Despite the rapid uptake of enterprise social software, few organisations are fully utilising, or even fully aware of, the scope of the social capabilities they either have in place or are considering investment in.
- Social networking
- Group collaboration
- Document collaboration
- Structured ideation and problem solving
- Mobile access
- System integration
1. Social networking
Forming the front-end to nearly all enterprise social software is the familiar social networking interface. This comprises of common elements and interactions including likes, follows, comments, mentions and hash tags (using the ‘@’ and ‘#’ syntax), status updates asking ‘What are you working on?’, recommended users, profile pages, an instant message box (often with presence awareness) and the ability to attach images and files.
Many ESN products are also now building in more enterprise-oriented interactions including ‘praise a colleague’, while adapted language, for example changing ‘friends’ to ‘colleagues’, is the norm.
Social networking is really the essence of enterprise social. The prompts, call-outs and interactions primarily demonstrate our behaviours in an online space, and provide the ‘life’ of the environment.
2. Group collaboration
Online collaboration typically already happens across multiple channels – email, team sites, even shared drives can qualify. Yet these environments and tools are typically independent of one another, one-dimensional and they were designed eons ago with completely different objectives in mind. Enterprise social software provides a rich layer of interactivity that combines these one-dimensional tools and brings them into a contemporary, unified interface.
Existing team, project and common interest spaces can be replaced or complemented by the more interactive equivalent provided by enterprise social software products. Often this can be done with little to no loss of data or inherent structure. For example, Newsgator Social Sites Communities can augment basic SharePoint team sites, combining the features of both products.
3. Document collaboration

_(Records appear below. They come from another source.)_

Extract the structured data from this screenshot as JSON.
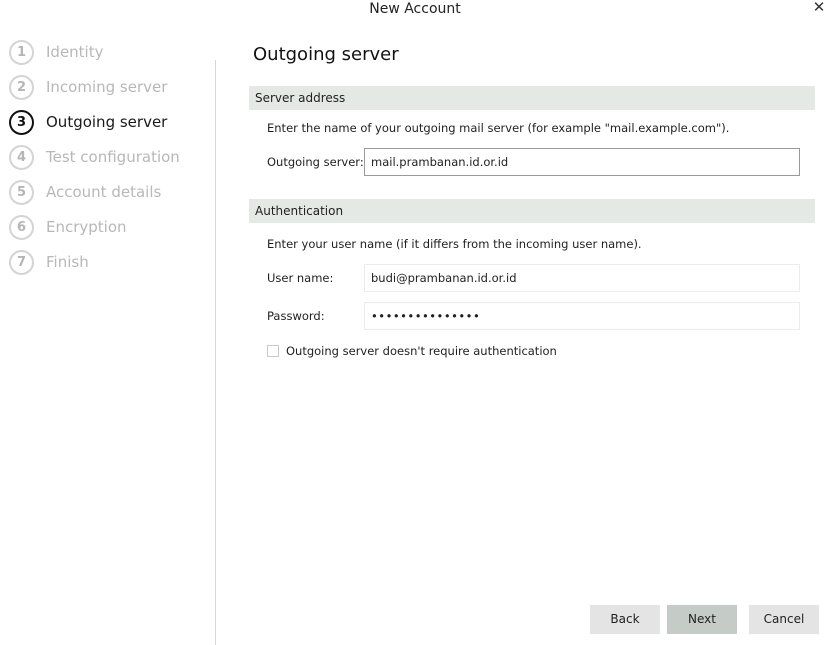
{
  "window": {
    "title": "New Account",
    "close_icon": "close-icon"
  },
  "steps": [
    {
      "number": "1",
      "label": "Identity",
      "state": "inactive"
    },
    {
      "number": "2",
      "label": "Incoming server",
      "state": "inactive"
    },
    {
      "number": "3",
      "label": "Outgoing server",
      "state": "active"
    },
    {
      "number": "4",
      "label": "Test configuration",
      "state": "inactive"
    },
    {
      "number": "5",
      "label": "Account details",
      "state": "inactive"
    },
    {
      "number": "6",
      "label": "Encryption",
      "state": "inactive"
    },
    {
      "number": "7",
      "label": "Finish",
      "state": "inactive"
    }
  ],
  "page": {
    "title": "Outgoing server"
  },
  "server_section": {
    "header": "Server address",
    "description": "Enter the name of your outgoing mail server (for example \"mail.example.com\").",
    "server_label": "Outgoing server:",
    "server_value": "mail.prambanan.id.or.id"
  },
  "auth_section": {
    "header": "Authentication",
    "description": "Enter your user name (if it differs from the incoming user name).",
    "username_label": "User name:",
    "username_value": "budi@prambanan.id.or.id",
    "password_label": "Password:",
    "password_value": "•••••••••••••••",
    "no_auth_label": "Outgoing server doesn't require authentication",
    "no_auth_checked": false
  },
  "buttons": {
    "back": "Back",
    "next": "Next",
    "cancel": "Cancel"
  },
  "colors": {
    "section_header_bg": "#e5e9e6",
    "primary_button_bg": "#c5cbc7",
    "button_bg": "#e4e4e4",
    "inactive_step": "#b8b8b8"
  }
}
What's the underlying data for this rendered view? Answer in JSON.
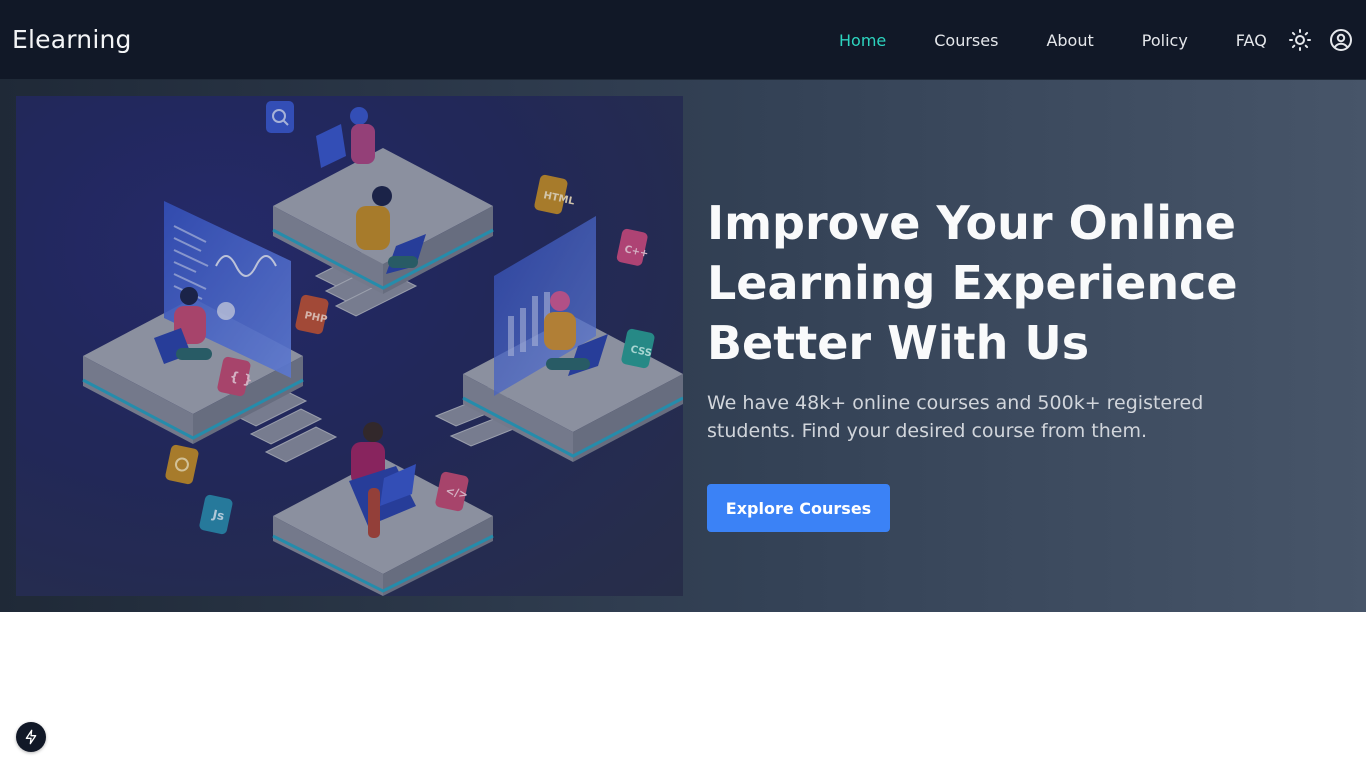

Document collaboration – on text files, spreadsheets and even presentations – is a capability driven mainly by the advances in cloud applications such as Microsoft’s web apps. While central document storage and version control has long been possible, web app versions of Word, for example, enable simultaneous, real-time collaboration in the form of co-authoring, commenting and more. Actions and tasks are associated with a colleague’s profile, and their actions can be surfaced in the document and, if suitable, parts of the broader environment.
Document collaboration is a substantial advancement in productivity tools, and on first use it can often be an inspiring one, because it’s so much better than the traditional modes of working, sharing and collaborating on files. As a social and collaborative capability, this is one of the more powerful demonstrations of the potential of enterprise social tools.
4. Crowd-based ideation and problem solving
Structured ideation and problem solving is a wonderful capability of enterprise social software. It provides a framework that both utilises the inherent potential of enterprise social tools – global reach and potential participation of a whole organisation, speed of interactions, modern interfaces – and a structure that gives employees clarity and purpose for getting involved.
5. Mobile access
This is not usually the fault of the chosen product, as most have mobile applications that are under constant improvement and range from merely capable to superb (Yammer is an excellent example of constant mobile iterations). The issue can often lie more with strict IT or organisational policies and strategies that lag behind evolving working practices and the increasing technical sophistication of employees, and that mandate disconnecting mobile devices from any system beyond email.
Put simply, enterprise social tools and networks must be available on mobile devices. This enables anytime connectivity to the whole organization in a ways that just haven’t previously been possible. It also enables engagement with the organisation at times a traditional intranet cannot; at the bus stop, waiting for a meeting to start, in the lunch queue – ‘interstitial’ time – which we now want to occupy, often with social network interaction.
Social in the context of your business